As of Thursday, the county is at seven cases per 100,000, which is right at the bottom of the most-restrictive purple tier.
“Between now and Sunday, I would expect that number to keep on a downward path, but nothing is assured,” Kim said.
The overall positivity rate was at 3.5 as of Thursday, and the Health Equity Quartile positivity rate at 4.5, “the lowest number we’ve had since we started measuring equity,” Kim said.
Testing demand has declined, which could indicate less infections, he said. But Kim encouraged anyone feeling under the weather to get a test.
There are other signs that the county’s infection rate is on the decline.
Outbreaks — defined as two or more confirmed cases within the past two weeks — have declined significantly in the county’s nursing homes, with just two skilled nursing facilities and three elderly assisted living facilities in that metric as of Wednesday.
Also, as of Wednesday, Fairview Developmental Center in Costa Mesa, which is set to close on March 15, had just eight patients. The facility, which was reopened on Dec. 15, was being used for recuperating coronavirus patients who no longer need to be hospitalized.
The outbreak in the county’s jails remained at six infections, with three involving newly booked inmates. None of the inmates are hospitalized, and officials are awaiting results of 595 tests.
The numbers governing the state’s tiered network for reopening the economy are updated every Tuesday, with purple being the most restrictive, red the next one up and then orange and the least-restrictive yellow. But those reports reflect numbers through Sunday, and as of Sunday, Orange County did not meet the criteria for the red tier.

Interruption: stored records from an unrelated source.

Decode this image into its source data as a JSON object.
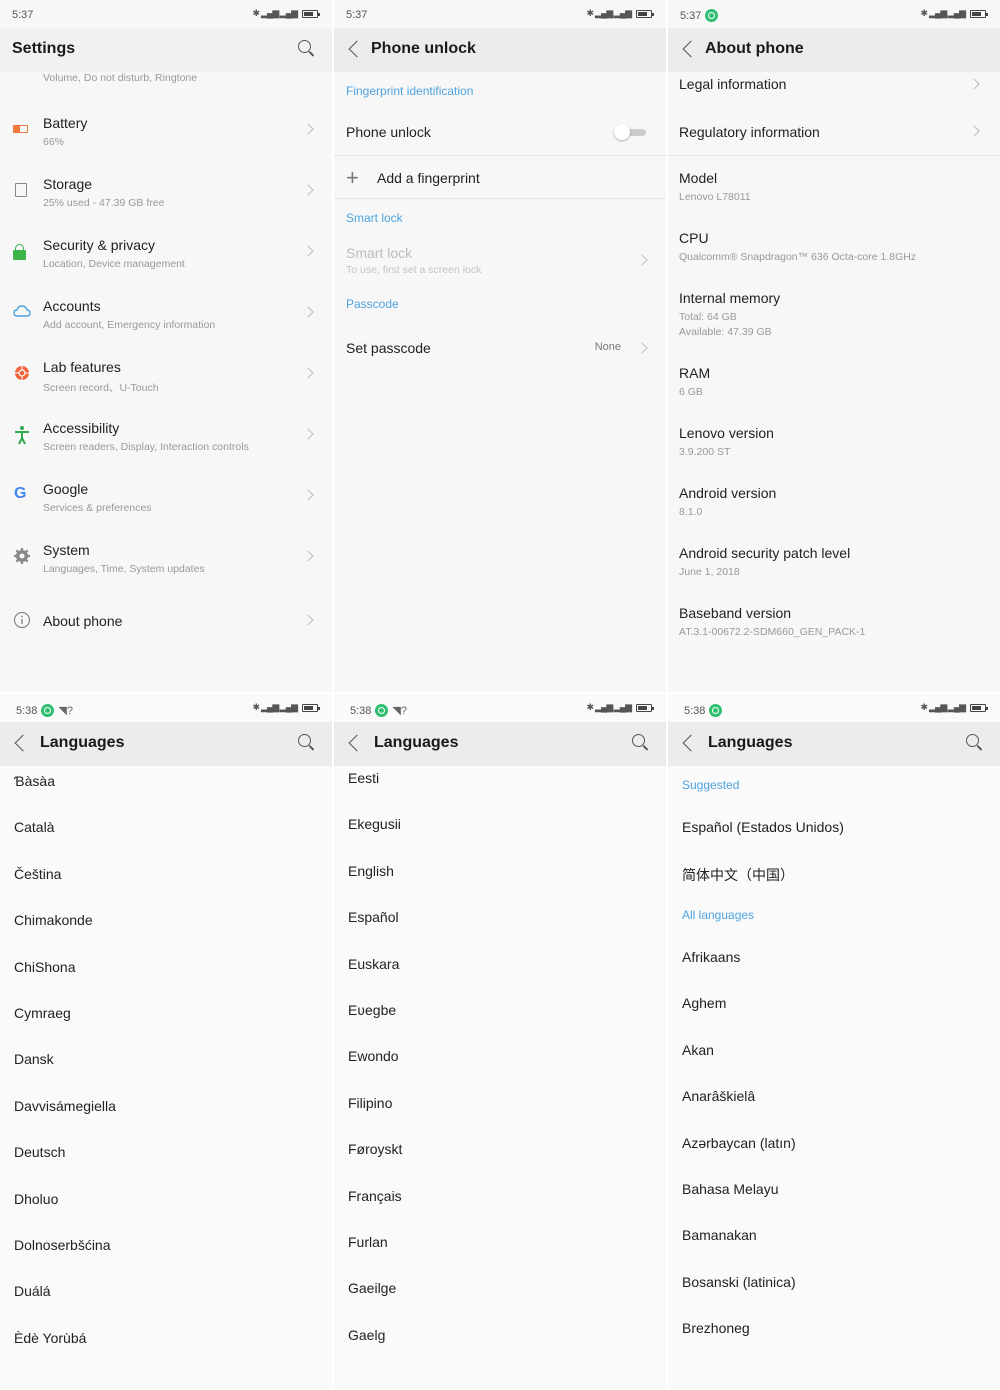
{
  "panels": {
    "settings": {
      "time": "5:37",
      "title": "Settings",
      "partial_item": "Volume, Do not disturb, Ringtone",
      "items": [
        {
          "title": "Battery",
          "subtitle": "66%"
        },
        {
          "title": "Storage",
          "subtitle": "25% used - 47.39 GB free"
        },
        {
          "title": "Security & privacy",
          "subtitle": "Location, Device management"
        },
        {
          "title": "Accounts",
          "subtitle": "Add account, Emergency information"
        },
        {
          "title": "Lab features",
          "subtitle": "Screen record、U-Touch"
        },
        {
          "title": "Accessibility",
          "subtitle": "Screen readers, Display, Interaction controls"
        },
        {
          "title": "Google",
          "subtitle": "Services & preferences"
        },
        {
          "title": "System",
          "subtitle": "Languages, Time, System updates"
        },
        {
          "title": "About phone",
          "subtitle": ""
        }
      ],
      "icons": [
        "battery-icon",
        "storage-icon",
        "lock-icon",
        "cloud-icon",
        "lab-icon",
        "accessibility-icon",
        "google-icon",
        "gear-icon",
        "info-icon"
      ]
    },
    "phone_unlock": {
      "time": "5:37",
      "title": "Phone unlock",
      "section_fingerprint": "Fingerprint identification",
      "phone_unlock_label": "Phone unlock",
      "add_fingerprint": "Add a fingerprint",
      "section_smart_lock": "Smart lock",
      "smart_lock_title": "Smart lock",
      "smart_lock_subtitle": "To use, first set a screen lock",
      "section_passcode": "Passcode",
      "set_passcode": "Set passcode",
      "passcode_value": "None"
    },
    "about": {
      "time": "5:37",
      "title": "About phone",
      "legal": "Legal information",
      "regulatory": "Regulatory information",
      "specs": [
        {
          "label": "Model",
          "value": "Lenovo L78011",
          "value2": ""
        },
        {
          "label": "CPU",
          "value": "Qualcomm® Snapdragon™ 636 Octa-core 1.8GHz",
          "value2": ""
        },
        {
          "label": "Internal memory",
          "value": "Total: 64 GB",
          "value2": "Available: 47.39 GB"
        },
        {
          "label": "RAM",
          "value": "6 GB",
          "value2": ""
        },
        {
          "label": "Lenovo version",
          "value": "3.9.200 ST",
          "value2": ""
        },
        {
          "label": "Android version",
          "value": "8.1.0",
          "value2": ""
        },
        {
          "label": "Android security patch level",
          "value": "June 1, 2018",
          "value2": ""
        },
        {
          "label": "Baseband version",
          "value": "AT.3.1-00672.2-SDM660_GEN_PACK-1",
          "value2": ""
        }
      ]
    },
    "languages1": {
      "time": "5:38",
      "title": "Languages",
      "items": [
        "Ɓàsàa",
        "Català",
        "Čeština",
        "Chimakonde",
        "ChiShona",
        "Cymraeg",
        "Dansk",
        "Davvisámegiella",
        "Deutsch",
        "Dholuo",
        "Dolnoserbšćina",
        "Duálá",
        "Èdè Yorùbá"
      ]
    },
    "languages2": {
      "time": "5:38",
      "title": "Languages",
      "items": [
        "Eesti",
        "Ekegusii",
        "English",
        "Español",
        "Euskara",
        "Eʋegbe",
        "Ewondo",
        "Filipino",
        "Føroyskt",
        "Français",
        "Furlan",
        "Gaeilge",
        "Gaelg"
      ]
    },
    "languages3": {
      "time": "5:38",
      "title": "Languages",
      "section_suggested": "Suggested",
      "suggested": [
        "Español (Estados Unidos)",
        "简体中文（中国）"
      ],
      "section_all": "All languages",
      "items": [
        "Afrikaans",
        "Aghem",
        "Akan",
        "Anarâškielâ",
        "Azərbaycan (latın)",
        "Bahasa Melayu",
        "Bamanakan",
        "Bosanski (latinica)",
        "Brezhoneg"
      ]
    }
  },
  "colors": {
    "accent": "#4ea3e0",
    "battery": "#f07a3c",
    "security": "#3cb34a",
    "accounts": "#4ea3e0",
    "lab": "#f0643c",
    "accessibility": "#2fa84f",
    "google": "#4285f4",
    "status_dot": "#2fbf71"
  }
}
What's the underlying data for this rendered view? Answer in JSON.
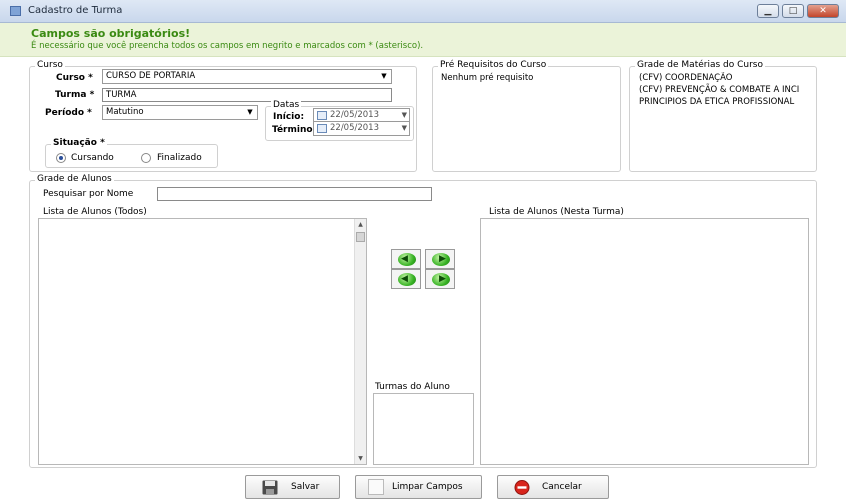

The county’s test positivity rate improved to 3.9% from 5.4% last week, and the adjusted case rate per 100,000 on a seven-day average with a seven-day lag improved from 11.9 to 7.6.
The Health Equity Quartile Positivity Rate, which reflects the rates in hot spots in disadvantaged neighborhoods, improved from 7% to 5%. That puts the positivity rates in orange and the case rate in purple.
The state has an exception that allows a county to move up to the next tier if two metrics are in an advanced tier and one is lagging behind. For instance, if the case rate per 100,000 remained in the purple tier, but the positivity rates were orange, the county could theoretically move up to the red tier if it can maintain those levels for two consecutive weeks, Kim said.
“You’ve got to make it and then hold it for two weeks and one day and then you can reopen,” he said.
That date would be March 17 if the numbers hold, Kim and Chau said.
To get to the red tier, the county has to have a case rate per 100,000 population of 4 to 7, a positivity rate of 5% to 8% and a Health Equity Quartile rate of 5.3% to 8%.
The red tier allows for many more businesses and organizations to reopen. For instance, retail stores could allow for half capacity instead of 25%, and museums, zoos and aquariums could reopen for indoor activities at 25% capacity, as could movie theaters, gyms and restaurants.
Orange County officials have not yet received word on when Johnson & Johnson vaccines will arrive.
County officials closed down the Disneyland mass vaccine distribution site for a few days starting Thursday, so the tents there can be reconfigured to allow for drive-thru access for the disabled, Kim said. The site is set to reopen on Monday, Kim said.
The Santa Ana College vaccine site reopened Wednesday, more than a week after it was shut down due to a shortfall in vaccine supply stemming from weather-related delays in deliveries from back east.